DATA SECTION
· · · · · · ·
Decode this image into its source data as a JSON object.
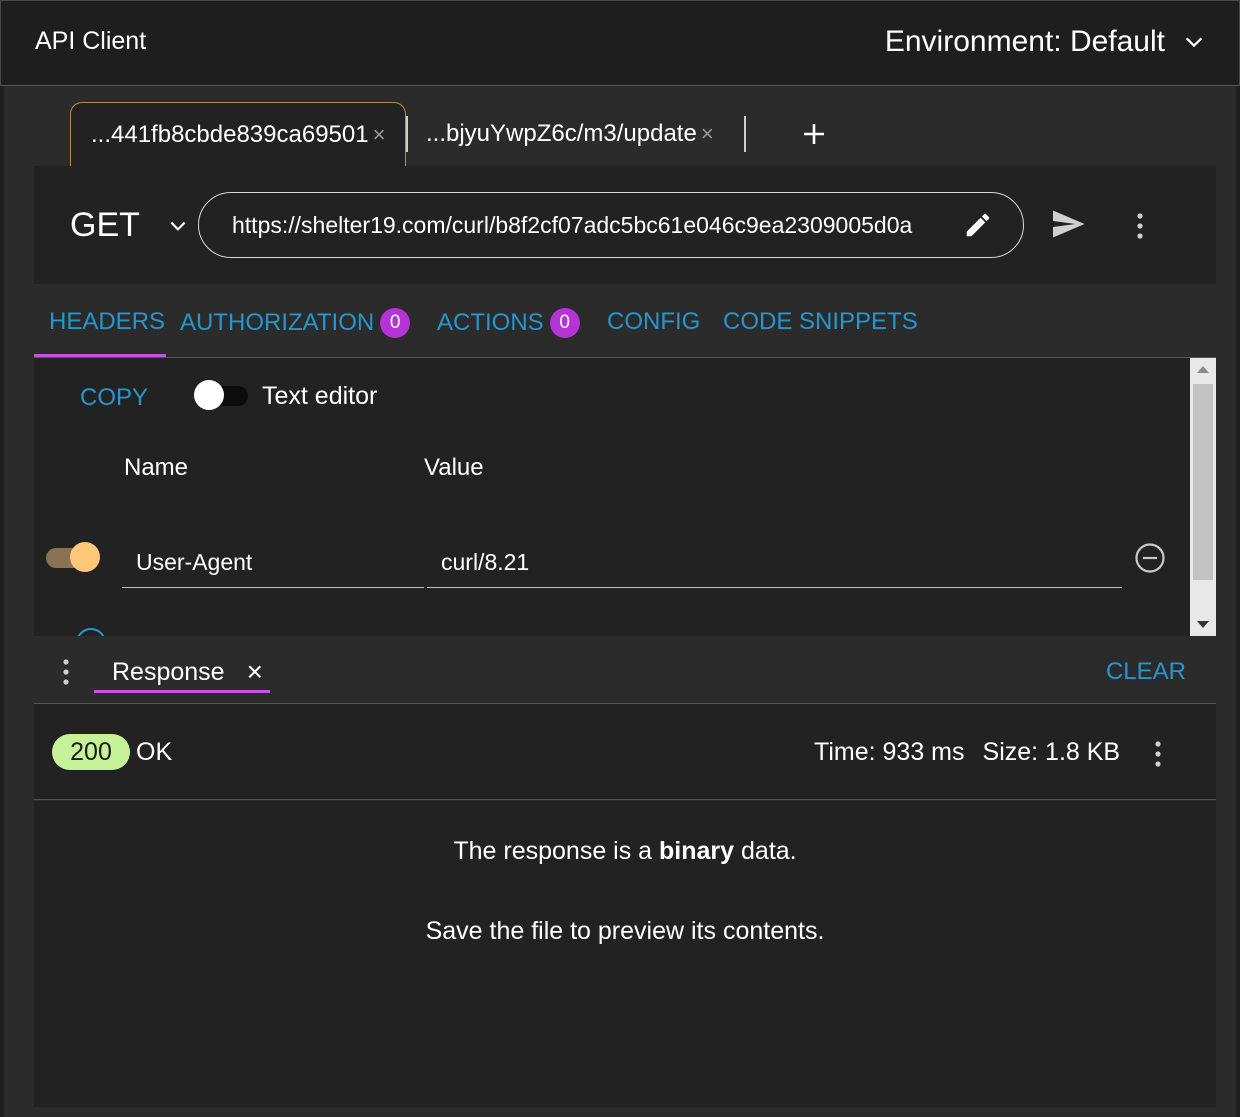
{
  "app": {
    "title": "API Client"
  },
  "environment": {
    "label": "Environment: Default"
  },
  "tabs": [
    {
      "label": "...441fb8cbde839ca69501",
      "active": true
    },
    {
      "label": "...bjyuYwpZ6c/m3/update",
      "active": false
    }
  ],
  "tab_close_glyph": "×",
  "request": {
    "method": "GET",
    "url": "https://shelter19.com/curl/b8f2cf07adc5bc61e046c9ea2309005d0a"
  },
  "request_tabs": [
    {
      "label": "HEADERS",
      "badge": null
    },
    {
      "label": "AUTHORIZATION",
      "badge": "0"
    },
    {
      "label": "ACTIONS",
      "badge": "0"
    },
    {
      "label": "CONFIG",
      "badge": null
    },
    {
      "label": "CODE SNIPPETS",
      "badge": null
    }
  ],
  "headers_panel": {
    "copy_label": "COPY",
    "text_editor_label": "Text editor",
    "text_editor_enabled": false,
    "columns": {
      "name": "Name",
      "value": "Value"
    },
    "rows": [
      {
        "enabled": true,
        "name": "User-Agent",
        "value": "curl/8.21"
      }
    ]
  },
  "response_panel": {
    "tab_label": "Response",
    "close_glyph": "×",
    "clear_label": "CLEAR",
    "status_code": "200",
    "status_text": "OK",
    "time": "Time: 933 ms",
    "size": "Size: 1.8 KB",
    "message_prefix": "The response is a ",
    "message_bold": "binary",
    "message_suffix": " data.",
    "message_line2": "Save the file to preview its contents."
  },
  "colors": {
    "accent_blue": "#2496d0",
    "tab_underline": "#c254e0",
    "badge": "#b534d6",
    "status_ok": "#c6f39a",
    "toggle_on": "#ffc777"
  }
}
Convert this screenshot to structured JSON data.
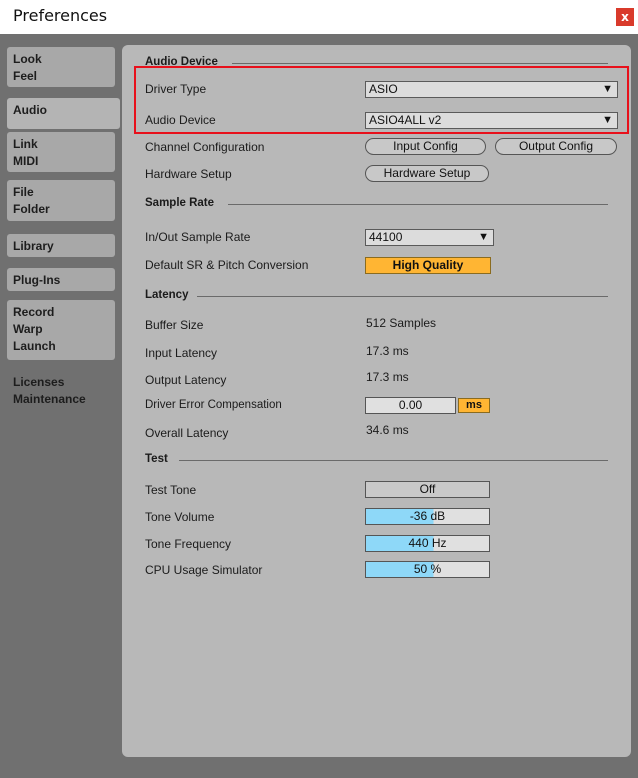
{
  "window": {
    "title": "Preferences",
    "close": "x"
  },
  "sidebar": {
    "tabs": [
      {
        "lines": [
          "Look",
          "Feel"
        ]
      },
      {
        "lines": [
          "Audio"
        ]
      },
      {
        "lines": [
          "Link",
          "MIDI"
        ]
      },
      {
        "lines": [
          "File",
          "Folder"
        ]
      },
      {
        "lines": [
          "Library"
        ]
      },
      {
        "lines": [
          "Plug-Ins"
        ]
      },
      {
        "lines": [
          "Record",
          "Warp",
          "Launch"
        ]
      },
      {
        "lines": [
          "Licenses",
          "Maintenance"
        ]
      }
    ]
  },
  "audio_device": {
    "section": "Audio Device",
    "driver_type_label": "Driver Type",
    "driver_type_value": "ASIO",
    "audio_device_label": "Audio Device",
    "audio_device_value": "ASIO4ALL v2",
    "channel_config_label": "Channel Configuration",
    "input_config": "Input Config",
    "output_config": "Output Config",
    "hardware_setup_label": "Hardware Setup",
    "hardware_setup_button": "Hardware Setup"
  },
  "sample_rate": {
    "section": "Sample Rate",
    "inout_label": "In/Out Sample Rate",
    "inout_value": "44100",
    "default_sr_label": "Default SR & Pitch Conversion",
    "default_sr_value": "High Quality"
  },
  "latency": {
    "section": "Latency",
    "buffer_label": "Buffer Size",
    "buffer_value": "512 Samples",
    "input_label": "Input Latency",
    "input_value": "17.3 ms",
    "output_label": "Output Latency",
    "output_value": "17.3 ms",
    "driver_comp_label": "Driver Error Compensation",
    "driver_comp_value": "0.00",
    "driver_comp_unit": "ms",
    "overall_label": "Overall Latency",
    "overall_value": "34.6 ms"
  },
  "test": {
    "section": "Test",
    "tone_label": "Test Tone",
    "tone_value": "Off",
    "volume_label": "Tone Volume",
    "volume_value": "-36 dB",
    "freq_label": "Tone Frequency",
    "freq_value": "440 Hz",
    "cpu_label": "CPU Usage Simulator",
    "cpu_value": "50 %"
  },
  "colors": {
    "highlight": "#e8101b",
    "accent_orange": "#ffb533",
    "accent_cyan": "#8ed8f8"
  }
}
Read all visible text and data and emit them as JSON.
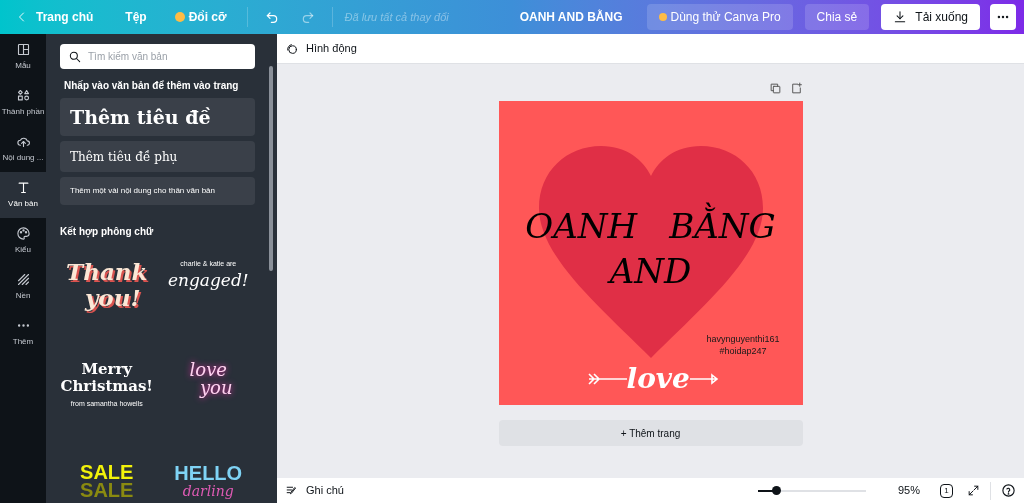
{
  "topbar": {
    "home": "Trang chủ",
    "file": "Tệp",
    "resize": "Đổi cỡ",
    "save_status": "Đã lưu tất cả thay đổi",
    "title": "OANH AND BẰNG",
    "pro": "Dùng thử Canva Pro",
    "share": "Chia sẻ",
    "download": "Tải xuống"
  },
  "sidebar": {
    "items": [
      {
        "kind": "template",
        "label": "Mẫu",
        "selected": false
      },
      {
        "kind": "elements",
        "label": "Thành phần",
        "selected": false
      },
      {
        "kind": "upload",
        "label": "Nội dung ...",
        "selected": false
      },
      {
        "kind": "text",
        "label": "Văn bản",
        "selected": true
      },
      {
        "kind": "style",
        "label": "Kiểu",
        "selected": false
      },
      {
        "kind": "background",
        "label": "Nền",
        "selected": false
      },
      {
        "kind": "more",
        "label": "Thêm",
        "selected": false
      }
    ]
  },
  "panel": {
    "search": {
      "placeholder": "Tìm kiếm văn bản"
    },
    "hint": "Nhấp vào văn bản để thêm vào trang",
    "presets": [
      {
        "kind": "heading",
        "label": "Thêm tiêu đề"
      },
      {
        "kind": "subheading",
        "label": "Thêm tiêu đề phụ"
      },
      {
        "kind": "body",
        "label": "Thêm một vài nội dung cho thân văn bản"
      }
    ],
    "pairings_title": "Kết hợp phông chữ",
    "pairings": [
      {
        "kind": "thankyou",
        "lines": [
          "Thank",
          "you!"
        ]
      },
      {
        "kind": "engaged",
        "lines": [
          "charlie & katie are",
          "engaged!"
        ]
      },
      {
        "kind": "christmas",
        "lines": [
          "Merry",
          "Christmas!",
          "from samantha howells"
        ]
      },
      {
        "kind": "neon",
        "lines": [
          "love",
          "you"
        ]
      },
      {
        "kind": "sale",
        "lines": [
          "SALE",
          "SALE"
        ]
      },
      {
        "kind": "hello",
        "lines": [
          "HELLO",
          "darling"
        ]
      }
    ]
  },
  "toolbar": {
    "animate": "Hình động"
  },
  "design": {
    "names": [
      "OANH",
      "BẰNG",
      "AND"
    ],
    "credit": [
      "havynguyenthi161",
      "#hoidap247"
    ],
    "love": "love"
  },
  "add_page": "+ Thêm trang",
  "bottombar": {
    "notes": "Ghi chú",
    "zoom": {
      "level": 0.17
    },
    "zoom_reading": "95%",
    "page_count": "1"
  }
}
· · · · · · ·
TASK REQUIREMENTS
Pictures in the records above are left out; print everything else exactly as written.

ANSWER TO THIS PROBLEM
Decode this image into its source data as a JSON object.
{
  "app": {
    "title": "API Client"
  },
  "environment": {
    "label": "Environment: Default"
  },
  "tabs": [
    {
      "label": "...441fb8cbde839ca69501",
      "active": true
    },
    {
      "label": "...bjyuYwpZ6c/m3/update",
      "active": false
    }
  ],
  "tab_close_glyph": "×",
  "request": {
    "method": "GET",
    "url": "https://shelter19.com/curl/b8f2cf07adc5bc61e046c9ea2309005d0a"
  },
  "request_tabs": [
    {
      "label": "HEADERS",
      "badge": null
    },
    {
      "label": "AUTHORIZATION",
      "badge": "0"
    },
    {
      "label": "ACTIONS",
      "badge": "0"
    },
    {
      "label": "CONFIG",
      "badge": null
    },
    {
      "label": "CODE SNIPPETS",
      "badge": null
    }
  ],
  "headers_panel": {
    "copy_label": "COPY",
    "text_editor_label": "Text editor",
    "text_editor_enabled": false,
    "columns": {
      "name": "Name",
      "value": "Value"
    },
    "rows": [
      {
        "enabled": true,
        "name": "User-Agent",
        "value": "curl/8.21"
      }
    ]
  },
  "response_panel": {
    "tab_label": "Response",
    "close_glyph": "×",
    "clear_label": "CLEAR",
    "status_code": "200",
    "status_text": "OK",
    "time": "Time: 933 ms",
    "size": "Size: 1.8 KB",
    "message_prefix": "The response is a ",
    "message_bold": "binary",
    "message_suffix": " data.",
    "message_line2": "Save the file to preview its contents."
  },
  "colors": {
    "accent_blue": "#2496d0",
    "tab_underline": "#c254e0",
    "badge": "#b534d6",
    "status_ok": "#c6f39a",
    "toggle_on": "#ffc777"
  }
}
Convert this screenshot to structured JSON data.
{
  "window": {
    "title": "Preferences",
    "close": "x"
  },
  "sidebar": {
    "tabs": [
      {
        "lines": [
          "Look",
          "Feel"
        ]
      },
      {
        "lines": [
          "Audio"
        ]
      },
      {
        "lines": [
          "Link",
          "MIDI"
        ]
      },
      {
        "lines": [
          "File",
          "Folder"
        ]
      },
      {
        "lines": [
          "Library"
        ]
      },
      {
        "lines": [
          "Plug-Ins"
        ]
      },
      {
        "lines": [
          "Record",
          "Warp",
          "Launch"
        ]
      },
      {
        "lines": [
          "Licenses",
          "Maintenance"
        ]
      }
    ]
  },
  "audio_device": {
    "section": "Audio Device",
    "driver_type_label": "Driver Type",
    "driver_type_value": "ASIO",
    "audio_device_label": "Audio Device",
    "audio_device_value": "ASIO4ALL v2",
    "channel_config_label": "Channel Configuration",
    "input_config": "Input Config",
    "output_config": "Output Config",
    "hardware_setup_label": "Hardware Setup",
    "hardware_setup_button": "Hardware Setup"
  },
  "sample_rate": {
    "section": "Sample Rate",
    "inout_label": "In/Out Sample Rate",
    "inout_value": "44100",
    "default_sr_label": "Default SR & Pitch Conversion",
    "default_sr_value": "High Quality"
  },
  "latency": {
    "section": "Latency",
    "buffer_label": "Buffer Size",
    "buffer_value": "512 Samples",
    "input_label": "Input Latency",
    "input_value": "17.3 ms",
    "output_label": "Output Latency",
    "output_value": "17.3 ms",
    "driver_comp_label": "Driver Error Compensation",
    "driver_comp_value": "0.00",
    "driver_comp_unit": "ms",
    "overall_label": "Overall Latency",
    "overall_value": "34.6 ms"
  },
  "test": {
    "section": "Test",
    "tone_label": "Test Tone",
    "tone_value": "Off",
    "volume_label": "Tone Volume",
    "volume_value": "-36 dB",
    "freq_label": "Tone Frequency",
    "freq_value": "440 Hz",
    "cpu_label": "CPU Usage Simulator",
    "cpu_value": "50 %"
  },
  "colors": {
    "highlight": "#e8101b",
    "accent_orange": "#ffb533",
    "accent_cyan": "#8ed8f8"
  }
}
Read all visible text and data and emit them as JSON.
{
  "topbar": {
    "home": "Trang chủ",
    "file": "Tệp",
    "resize": "Đổi cỡ",
    "save_status": "Đã lưu tất cả thay đổi",
    "title": "OANH AND BẰNG",
    "pro": "Dùng thử Canva Pro",
    "share": "Chia sẻ",
    "download": "Tải xuống"
  },
  "sidebar": {
    "items": [
      {
        "kind": "template",
        "label": "Mẫu",
        "selected": false
      },
      {
        "kind": "elements",
        "label": "Thành phần",
        "selected": false
      },
      {
        "kind": "upload",
        "label": "Nội dung ...",
        "selected": false
      },
      {
        "kind": "text",
        "label": "Văn bản",
        "selected": true
      },
      {
        "kind": "style",
        "label": "Kiểu",
        "selected": false
      },
      {
        "kind": "background",
        "label": "Nền",
        "selected": false
      },
      {
        "kind": "more",
        "label": "Thêm",
        "selected": false
      }
    ]
  },
  "panel": {
    "search": {
      "placeholder": "Tìm kiếm văn bản"
    },
    "hint": "Nhấp vào văn bản để thêm vào trang",
    "presets": [
      {
        "kind": "heading",
        "label": "Thêm tiêu đề"
      },
      {
        "kind": "subheading",
        "label": "Thêm tiêu đề phụ"
      },
      {
        "kind": "body",
        "label": "Thêm một vài nội dung cho thân văn bản"
      }
    ],
    "pairings_title": "Kết hợp phông chữ",
    "pairings": [
      {
        "kind": "thankyou",
        "lines": [
          "Thank",
          "you!"
        ]
      },
      {
        "kind": "engaged",
        "lines": [
          "charlie & katie are",
          "engaged!"
        ]
      },
      {
        "kind": "christmas",
        "lines": [
          "Merry",
          "Christmas!",
          "from samantha howells"
        ]
      },
      {
        "kind": "neon",
        "lines": [
          "love",
          "you"
        ]
      },
      {
        "kind": "sale",
        "lines": [
          "SALE",
          "SALE"
        ]
      },
      {
        "kind": "hello",
        "lines": [
          "HELLO",
          "darling"
        ]
      }
    ]
  },
  "toolbar": {
    "animate": "Hình động"
  },
  "design": {
    "names": [
      "OANH",
      "BẰNG",
      "AND"
    ],
    "credit": [
      "havynguyenthi161",
      "#hoidap247"
    ],
    "love": "love"
  },
  "add_page": "+ Thêm trang",
  "bottombar": {
    "notes": "Ghi chú",
    "zoom": {
      "level": 0.17
    },
    "zoom_reading": "95%",
    "page_count": "1"
  }
}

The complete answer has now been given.